Here are some more of the things mentioned in this episode, for those who want to dig a little deeper:

USC’s Visions & Voices Event: Readymade Bodhisattvas

Science Fiction Writers Union of the Republic of Korea

Reading Suggestions

Movie Suggestions

Check out our previous SF episode with Minsoo Kang, our other SF episodes, or our K-Pop episode for more South Korean culture.

Episode 35: Power and Pleasure of Podcasting (part four): Public radio and distributing content, where are we and where are we going?

In this episode we are joined by Kerri Hoffman, CEO, and John Barth, Chief Content Editor of PRX. This is our fourth and last episode on the Power and Pleasure of Podcasting.

We begin by discussing the history of podcasting and public radio, and how it has always been a venture of affecting lives and not money-making. Yet, what makes podcasting special?

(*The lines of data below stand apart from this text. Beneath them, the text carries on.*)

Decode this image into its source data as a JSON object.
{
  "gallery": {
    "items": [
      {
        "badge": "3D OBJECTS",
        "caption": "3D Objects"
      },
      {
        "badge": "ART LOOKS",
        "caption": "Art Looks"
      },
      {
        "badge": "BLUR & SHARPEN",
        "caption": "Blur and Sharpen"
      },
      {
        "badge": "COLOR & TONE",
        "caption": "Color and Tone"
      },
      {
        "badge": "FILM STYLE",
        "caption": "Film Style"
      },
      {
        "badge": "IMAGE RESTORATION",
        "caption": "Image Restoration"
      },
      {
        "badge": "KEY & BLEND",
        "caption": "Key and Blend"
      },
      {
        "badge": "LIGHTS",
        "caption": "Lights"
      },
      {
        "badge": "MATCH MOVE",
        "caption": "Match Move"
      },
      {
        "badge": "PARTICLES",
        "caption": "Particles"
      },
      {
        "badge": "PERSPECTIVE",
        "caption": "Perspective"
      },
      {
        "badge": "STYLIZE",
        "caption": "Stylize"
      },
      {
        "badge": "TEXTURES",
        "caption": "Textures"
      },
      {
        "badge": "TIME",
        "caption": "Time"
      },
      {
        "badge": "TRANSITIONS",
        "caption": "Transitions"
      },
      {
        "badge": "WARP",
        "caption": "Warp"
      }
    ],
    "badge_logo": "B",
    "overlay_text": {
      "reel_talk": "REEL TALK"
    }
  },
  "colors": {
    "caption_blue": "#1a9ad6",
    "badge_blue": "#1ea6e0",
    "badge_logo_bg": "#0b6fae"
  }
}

Listeners often speak about authenticity of the maker, speaker or host as the main distinctive factor, but we are far from knowing more specifics. There is also the ability to connect with a few, yet more interested and dedicated, niche listeners. Even what is considered “good” content differs, from more raw, authentic productions to professionally put-together shows. Its main allure, however, continues to be its ability to be open and participatory. Nonetheless, we wonder, will it join the internet and other original participatory mediums which in spite of being open, are still dominated by a few, big, key players? How do we continue encouraging people to create and share podcasts when they are not so easily distributed? Will search engines such as Google, who are not in the game yet, play a significant role on who can find and access podcasts?

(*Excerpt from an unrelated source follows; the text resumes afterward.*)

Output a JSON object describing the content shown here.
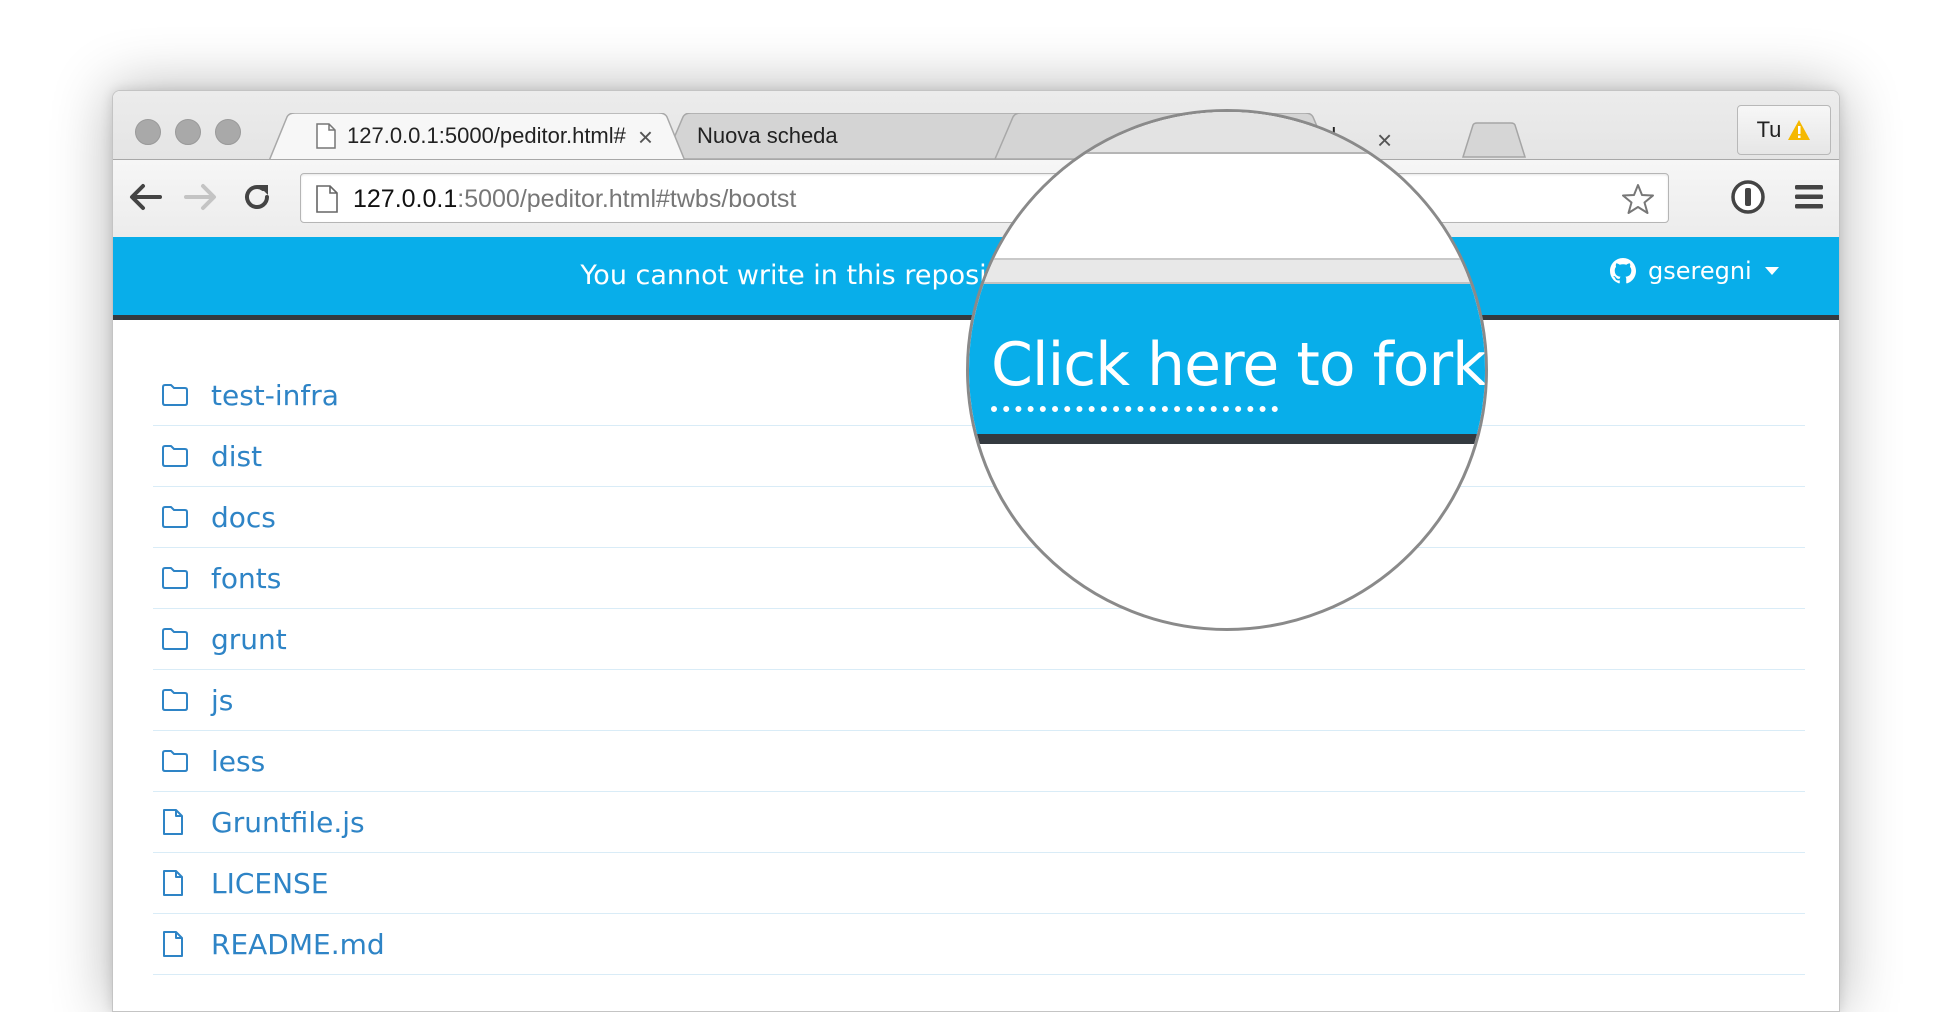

Here are some more of the things mentioned in this episode, for those who want to dig a little deeper:

PRX
Jake Shapiroformer CEO and co-founder of PRX
Reveal PRX’s investigative show
Radiotopia
Podcast Garage
Online Classes/Videos
Project with Google

American Public Media / Whose Democracy is it?

History of Warner Bros / Rin-tin-tin

Moth Radio Hour

Kerri’s Medium Essay, Reflecting on the First 100 Days of the PRI & PRX Merger

More on the impact of Egyptian Media

More Podcasts mentioned in the episode:
Serial
Criminal
99% Invisible
Ear Hustle
Harry Potter Fan Podcasts
MarketPlace
The Well

Susan Crawford

Ira Glass on Jimmy Fallon

The First Podcast (2003)

Is self-publishing in the book industry analogous to podcasting?

Reese Witherspoon – Hello Sunshine

Tim WuThe Master Switch

Consolidation of power in podcasting and Gimlet sale to Spotify; role of Google

Are there more Android phones out there than iPhones?

Jay Allison

Netflix isn’t the same as podcasts

Buzzfeed – Spaghetti against the wall method

Peabody Awards – 2018 Nominees will be announced April 9!

Check out our other episodes in this series

Follow USC Annenberg Media’s coverage of the developing college admissions scandal Henry & Colin alluded to…